=== Data extract ===
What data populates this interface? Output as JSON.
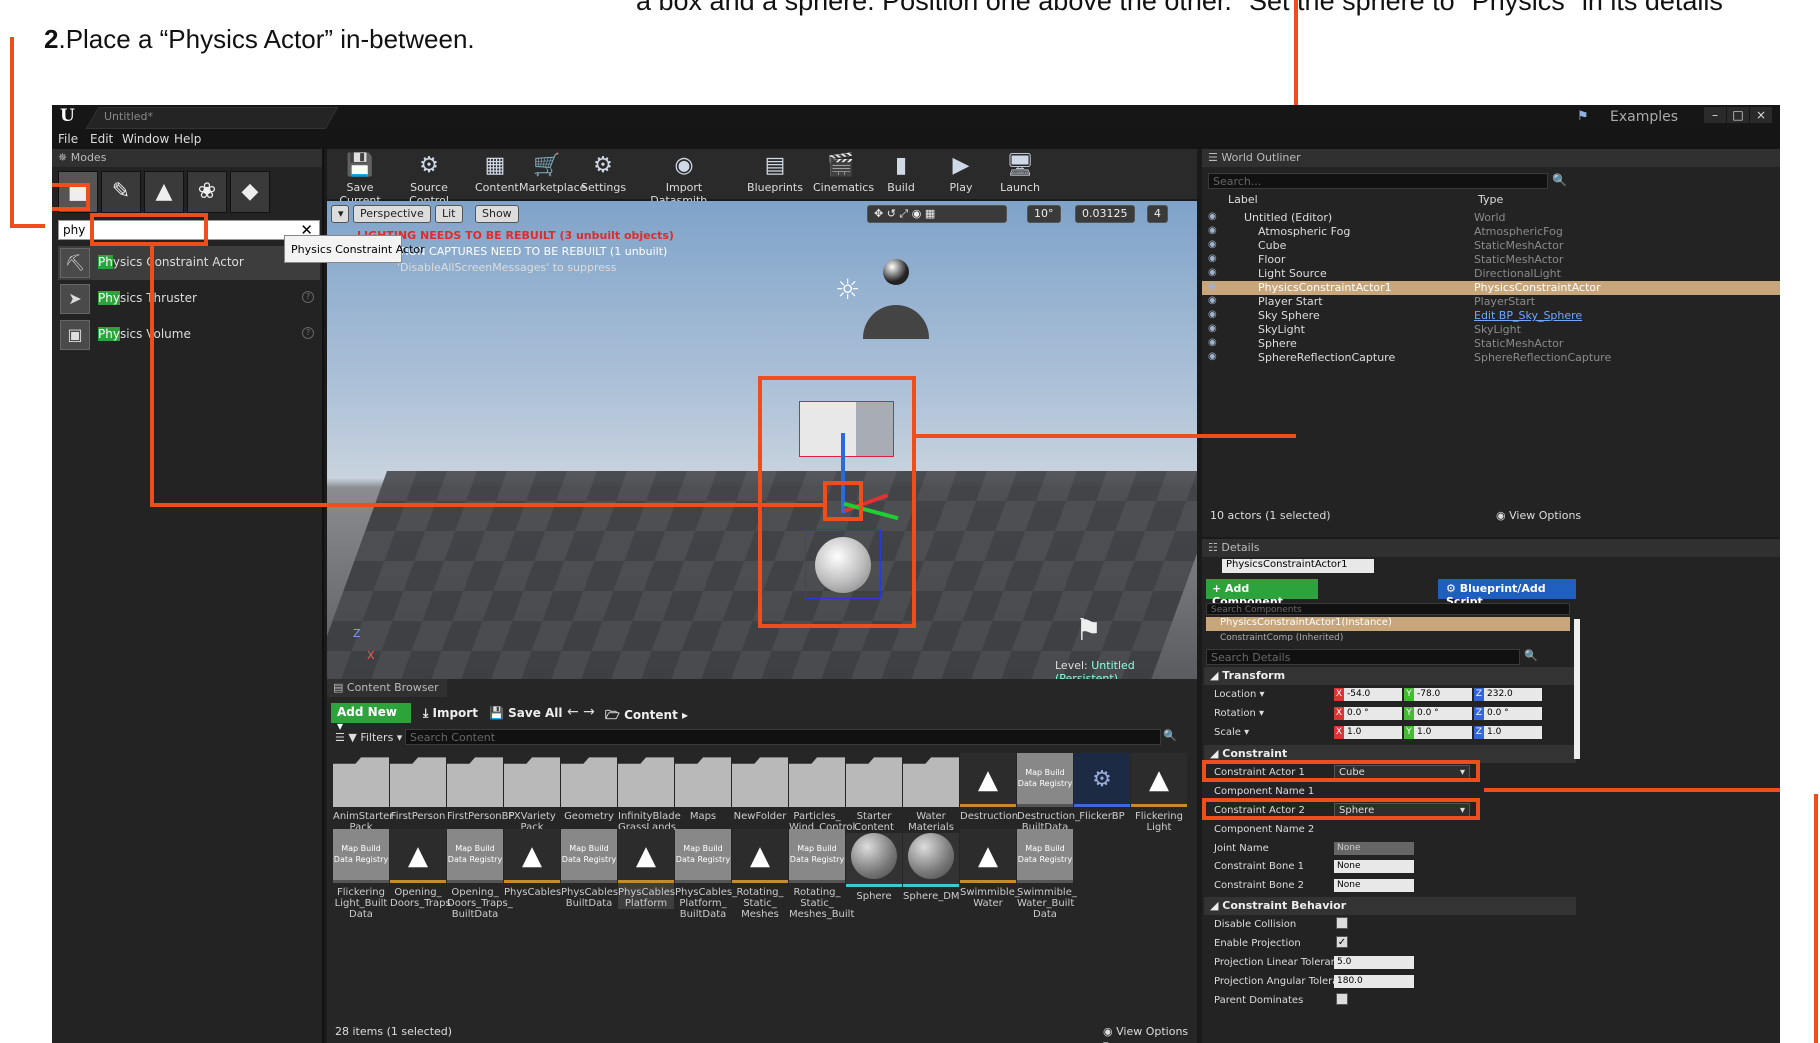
{
  "instructions": {
    "top_text": "a box and a sphere. Position one above the other.\" Set the sphere to \"Physics\" in its details",
    "step_num": "2",
    "step_text": ".Place a “Physics Actor” in-between."
  },
  "window": {
    "tab_title": "Untitled*",
    "logo": "U",
    "examples": "Examples",
    "menu": [
      "File",
      "Edit",
      "Window",
      "Help"
    ]
  },
  "modes": {
    "header": "Modes",
    "search_value": "phy",
    "items": [
      {
        "hl": "Ph",
        "rest": "ysics Constraint Actor"
      },
      {
        "hl": "Phy",
        "rest": "sics Thruster"
      },
      {
        "hl": "Phy",
        "rest": "sics Volume"
      }
    ],
    "tooltip": "Physics Constraint Actor"
  },
  "toolbar": [
    "Save Current",
    "Source Control",
    "Content",
    "Marketplace",
    "Settings",
    "Import Datasmith...",
    "Blueprints",
    "Cinematics",
    "Build",
    "Play",
    "Launch"
  ],
  "viewport": {
    "perspective": "Perspective",
    "lit": "Lit",
    "show": "Show",
    "warn1": "LIGHTING NEEDS TO BE REBUILT (3 unbuilt objects)",
    "warn2": "REFLECTION CAPTURES NEED TO BE REBUILT (1 unbuilt)",
    "warn3": "'DisableAllScreenMessages' to suppress",
    "angle": "10°",
    "scale": "0.03125",
    "cam_speed": "4",
    "level_label": "Level:",
    "level_name": "Untitled (Persistent)",
    "axis_z": "Z",
    "axis_x": "X"
  },
  "outliner": {
    "header": "World Outliner",
    "search_placeholder": "Search...",
    "col_label": "Label",
    "col_type": "Type",
    "rows": [
      {
        "label": "Untitled (Editor)",
        "type": "World"
      },
      {
        "label": "Atmospheric Fog",
        "type": "AtmosphericFog"
      },
      {
        "label": "Cube",
        "type": "StaticMeshActor"
      },
      {
        "label": "Floor",
        "type": "StaticMeshActor"
      },
      {
        "label": "Light Source",
        "type": "DirectionalLight"
      },
      {
        "label": "PhysicsConstraintActor1",
        "type": "PhysicsConstraintActor"
      },
      {
        "label": "Player Start",
        "type": "PlayerStart"
      },
      {
        "label": "Sky Sphere",
        "type": "Edit BP_Sky_Sphere"
      },
      {
        "label": "SkyLight",
        "type": "SkyLight"
      },
      {
        "label": "Sphere",
        "type": "StaticMeshActor"
      },
      {
        "label": "SphereReflectionCapture",
        "type": "SphereReflectionCapture"
      }
    ],
    "footer": "10 actors (1 selected)",
    "view_options": "View Options"
  },
  "details": {
    "header": "Details",
    "actor_name": "PhysicsConstraintActor1",
    "add_component": "+ Add Component",
    "blueprint": "Blueprint/Add Script",
    "search_components": "Search Components",
    "instance": "PhysicsConstraintActor1(Instance)",
    "inherited": "ConstraintComp (Inherited)",
    "search_details": "Search Details",
    "transform": "Transform",
    "location": "Location",
    "rotation": "Rotation",
    "scale": "Scale",
    "loc": [
      "-54.0",
      "-78.0",
      "232.0"
    ],
    "rot": [
      "0.0 °",
      "0.0 °",
      "0.0 °"
    ],
    "scl": [
      "1.0",
      "1.0",
      "1.0"
    ],
    "axes": [
      "X",
      "Y",
      "Z"
    ],
    "constraint": "Constraint",
    "actor1_label": "Constraint Actor 1",
    "actor1_value": "Cube",
    "comp1": "Component Name 1",
    "actor2_label": "Constraint Actor 2",
    "actor2_value": "Sphere",
    "comp2": "Component Name 2",
    "joint_name": "Joint Name",
    "joint_value": "None",
    "bone1": "Constraint Bone 1",
    "bone1_value": "None",
    "bone2": "Constraint Bone 2",
    "bone2_value": "None",
    "behavior": "Constraint Behavior",
    "disable_collision": "Disable Collision",
    "enable_projection": "Enable Projection",
    "proj_linear": "Projection Linear Tolerance",
    "proj_linear_value": "5.0",
    "proj_angular": "Projection Angular Tolerance",
    "proj_angular_value": "180.0",
    "parent_dominates": "Parent Dominates"
  },
  "content_browser": {
    "header": "Content Browser",
    "add_new": "Add New",
    "import": "Import",
    "save_all": "Save All",
    "path": "Content",
    "filters": "Filters",
    "search_placeholder": "Search Content",
    "footer": "28 items (1 selected)",
    "view_options": "View Options",
    "row1": [
      {
        "name": "AnimStarter Pack",
        "kind": "folder"
      },
      {
        "name": "FirstPerson",
        "kind": "folder"
      },
      {
        "name": "FirstPersonBP",
        "kind": "folder"
      },
      {
        "name": "FXVariety Pack",
        "kind": "folder"
      },
      {
        "name": "Geometry",
        "kind": "folder"
      },
      {
        "name": "InfinityBlade GrassLands",
        "kind": "folder"
      },
      {
        "name": "Maps",
        "kind": "folder"
      },
      {
        "name": "NewFolder",
        "kind": "folder"
      },
      {
        "name": "Particles_ Wind_Control System",
        "kind": "folder"
      },
      {
        "name": "Starter Content",
        "kind": "folder"
      },
      {
        "name": "Water Materials",
        "kind": "folder"
      },
      {
        "name": "Destruction",
        "kind": "tex"
      },
      {
        "name": "Destruction_ BuiltData",
        "kind": "mapbd"
      },
      {
        "name": "FlickerBP",
        "kind": "bp"
      },
      {
        "name": "Flickering Light",
        "kind": "tex"
      }
    ],
    "row2": [
      {
        "name": "Flickering Light_Built Data",
        "kind": "mapbd"
      },
      {
        "name": "Opening_ Doors_Traps",
        "kind": "tex"
      },
      {
        "name": "Opening_ Doors_Traps_ BuiltData",
        "kind": "mapbd"
      },
      {
        "name": "PhysCables",
        "kind": "tex"
      },
      {
        "name": "PhysCables_ BuiltData",
        "kind": "mapbd"
      },
      {
        "name": "PhysCables Platform",
        "kind": "tex"
      },
      {
        "name": "PhysCables_ Platform_ BuiltData",
        "kind": "mapbd"
      },
      {
        "name": "Rotating_ Static_ Meshes",
        "kind": "tex"
      },
      {
        "name": "Rotating_ Static_ Meshes_Built",
        "kind": "mapbd"
      },
      {
        "name": "Sphere",
        "kind": "sph"
      },
      {
        "name": "Sphere_DM",
        "kind": "sph"
      },
      {
        "name": "Swimmible_ Water",
        "kind": "tex"
      },
      {
        "name": "Swimmible_ Water_Built Data",
        "kind": "mapbd"
      }
    ],
    "map_bd_label": "Map Build Data Registry"
  },
  "colors": {
    "accent_orange": "#ee4d1c",
    "selection": "#c7a67b",
    "add_green": "#2da33b",
    "blueprint_blue": "#1f5fbf"
  }
}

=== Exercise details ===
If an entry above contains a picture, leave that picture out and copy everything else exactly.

=== Exercise response ===
What data populates this interface? Output as JSON.
{
  "instructions": {
    "top_text": "a box and a sphere. Position one above the other.\" Set the sphere to \"Physics\" in its details",
    "step_num": "2",
    "step_text": ".Place a “Physics Actor” in-between."
  },
  "window": {
    "tab_title": "Untitled*",
    "logo": "U",
    "examples": "Examples",
    "menu": [
      "File",
      "Edit",
      "Window",
      "Help"
    ]
  },
  "modes": {
    "header": "Modes",
    "search_value": "phy",
    "items": [
      {
        "hl": "Ph",
        "rest": "ysics Constraint Actor"
      },
      {
        "hl": "Phy",
        "rest": "sics Thruster"
      },
      {
        "hl": "Phy",
        "rest": "sics Volume"
      }
    ],
    "tooltip": "Physics Constraint Actor"
  },
  "toolbar": [
    "Save Current",
    "Source Control",
    "Content",
    "Marketplace",
    "Settings",
    "Import Datasmith...",
    "Blueprints",
    "Cinematics",
    "Build",
    "Play",
    "Launch"
  ],
  "viewport": {
    "perspective": "Perspective",
    "lit": "Lit",
    "show": "Show",
    "warn1": "LIGHTING NEEDS TO BE REBUILT (3 unbuilt objects)",
    "warn2": "REFLECTION CAPTURES NEED TO BE REBUILT (1 unbuilt)",
    "warn3": "'DisableAllScreenMessages' to suppress",
    "angle": "10°",
    "scale": "0.03125",
    "cam_speed": "4",
    "level_label": "Level:",
    "level_name": "Untitled (Persistent)",
    "axis_z": "Z",
    "axis_x": "X"
  },
  "outliner": {
    "header": "World Outliner",
    "search_placeholder": "Search...",
    "col_label": "Label",
    "col_type": "Type",
    "rows": [
      {
        "label": "Untitled (Editor)",
        "type": "World"
      },
      {
        "label": "Atmospheric Fog",
        "type": "AtmosphericFog"
      },
      {
        "label": "Cube",
        "type": "StaticMeshActor"
      },
      {
        "label": "Floor",
        "type": "StaticMeshActor"
      },
      {
        "label": "Light Source",
        "type": "DirectionalLight"
      },
      {
        "label": "PhysicsConstraintActor1",
        "type": "PhysicsConstraintActor"
      },
      {
        "label": "Player Start",
        "type": "PlayerStart"
      },
      {
        "label": "Sky Sphere",
        "type": "Edit BP_Sky_Sphere"
      },
      {
        "label": "SkyLight",
        "type": "SkyLight"
      },
      {
        "label": "Sphere",
        "type": "StaticMeshActor"
      },
      {
        "label": "SphereReflectionCapture",
        "type": "SphereReflectionCapture"
      }
    ],
    "footer": "10 actors (1 selected)",
    "view_options": "View Options"
  },
  "details": {
    "header": "Details",
    "actor_name": "PhysicsConstraintActor1",
    "add_component": "+ Add Component",
    "blueprint": "Blueprint/Add Script",
    "search_components": "Search Components",
    "instance": "PhysicsConstraintActor1(Instance)",
    "inherited": "ConstraintComp (Inherited)",
    "search_details": "Search Details",
    "transform": "Transform",
    "location": "Location",
    "rotation": "Rotation",
    "scale": "Scale",
    "loc": [
      "-54.0",
      "-78.0",
      "232.0"
    ],
    "rot": [
      "0.0 °",
      "0.0 °",
      "0.0 °"
    ],
    "scl": [
      "1.0",
      "1.0",
      "1.0"
    ],
    "axes": [
      "X",
      "Y",
      "Z"
    ],
    "constraint": "Constraint",
    "actor1_label": "Constraint Actor 1",
    "actor1_value": "Cube",
    "comp1": "Component Name 1",
    "actor2_label": "Constraint Actor 2",
    "actor2_value": "Sphere",
    "comp2": "Component Name 2",
    "joint_name": "Joint Name",
    "joint_value": "None",
    "bone1": "Constraint Bone 1",
    "bone1_value": "None",
    "bone2": "Constraint Bone 2",
    "bone2_value": "None",
    "behavior": "Constraint Behavior",
    "disable_collision": "Disable Collision",
    "enable_projection": "Enable Projection",
    "proj_linear": "Projection Linear Tolerance",
    "proj_linear_value": "5.0",
    "proj_angular": "Projection Angular Tolerance",
    "proj_angular_value": "180.0",
    "parent_dominates": "Parent Dominates"
  },
  "content_browser": {
    "header": "Content Browser",
    "add_new": "Add New",
    "import": "Import",
    "save_all": "Save All",
    "path": "Content",
    "filters": "Filters",
    "search_placeholder": "Search Content",
    "footer": "28 items (1 selected)",
    "view_options": "View Options",
    "row1": [
      {
        "name": "AnimStarter Pack",
        "kind": "folder"
      },
      {
        "name": "FirstPerson",
        "kind": "folder"
      },
      {
        "name": "FirstPersonBP",
        "kind": "folder"
      },
      {
        "name": "FXVariety Pack",
        "kind": "folder"
      },
      {
        "name": "Geometry",
        "kind": "folder"
      },
      {
        "name": "InfinityBlade GrassLands",
        "kind": "folder"
      },
      {
        "name": "Maps",
        "kind": "folder"
      },
      {
        "name": "NewFolder",
        "kind": "folder"
      },
      {
        "name": "Particles_ Wind_Control System",
        "kind": "folder"
      },
      {
        "name": "Starter Content",
        "kind": "folder"
      },
      {
        "name": "Water Materials",
        "kind": "folder"
      },
      {
        "name": "Destruction",
        "kind": "tex"
      },
      {
        "name": "Destruction_ BuiltData",
        "kind": "mapbd"
      },
      {
        "name": "FlickerBP",
        "kind": "bp"
      },
      {
        "name": "Flickering Light",
        "kind": "tex"
      }
    ],
    "row2": [
      {
        "name": "Flickering Light_Built Data",
        "kind": "mapbd"
      },
      {
        "name": "Opening_ Doors_Traps",
        "kind": "tex"
      },
      {
        "name": "Opening_ Doors_Traps_ BuiltData",
        "kind": "mapbd"
      },
      {
        "name": "PhysCables",
        "kind": "tex"
      },
      {
        "name": "PhysCables_ BuiltData",
        "kind": "mapbd"
      },
      {
        "name": "PhysCables Platform",
        "kind": "tex"
      },
      {
        "name": "PhysCables_ Platform_ BuiltData",
        "kind": "mapbd"
      },
      {
        "name": "Rotating_ Static_ Meshes",
        "kind": "tex"
      },
      {
        "name": "Rotating_ Static_ Meshes_Built",
        "kind": "mapbd"
      },
      {
        "name": "Sphere",
        "kind": "sph"
      },
      {
        "name": "Sphere_DM",
        "kind": "sph"
      },
      {
        "name": "Swimmible_ Water",
        "kind": "tex"
      },
      {
        "name": "Swimmible_ Water_Built Data",
        "kind": "mapbd"
      }
    ],
    "map_bd_label": "Map Build Data Registry"
  },
  "colors": {
    "accent_orange": "#ee4d1c",
    "selection": "#c7a67b",
    "add_green": "#2da33b",
    "blueprint_blue": "#1f5fbf"
  }
}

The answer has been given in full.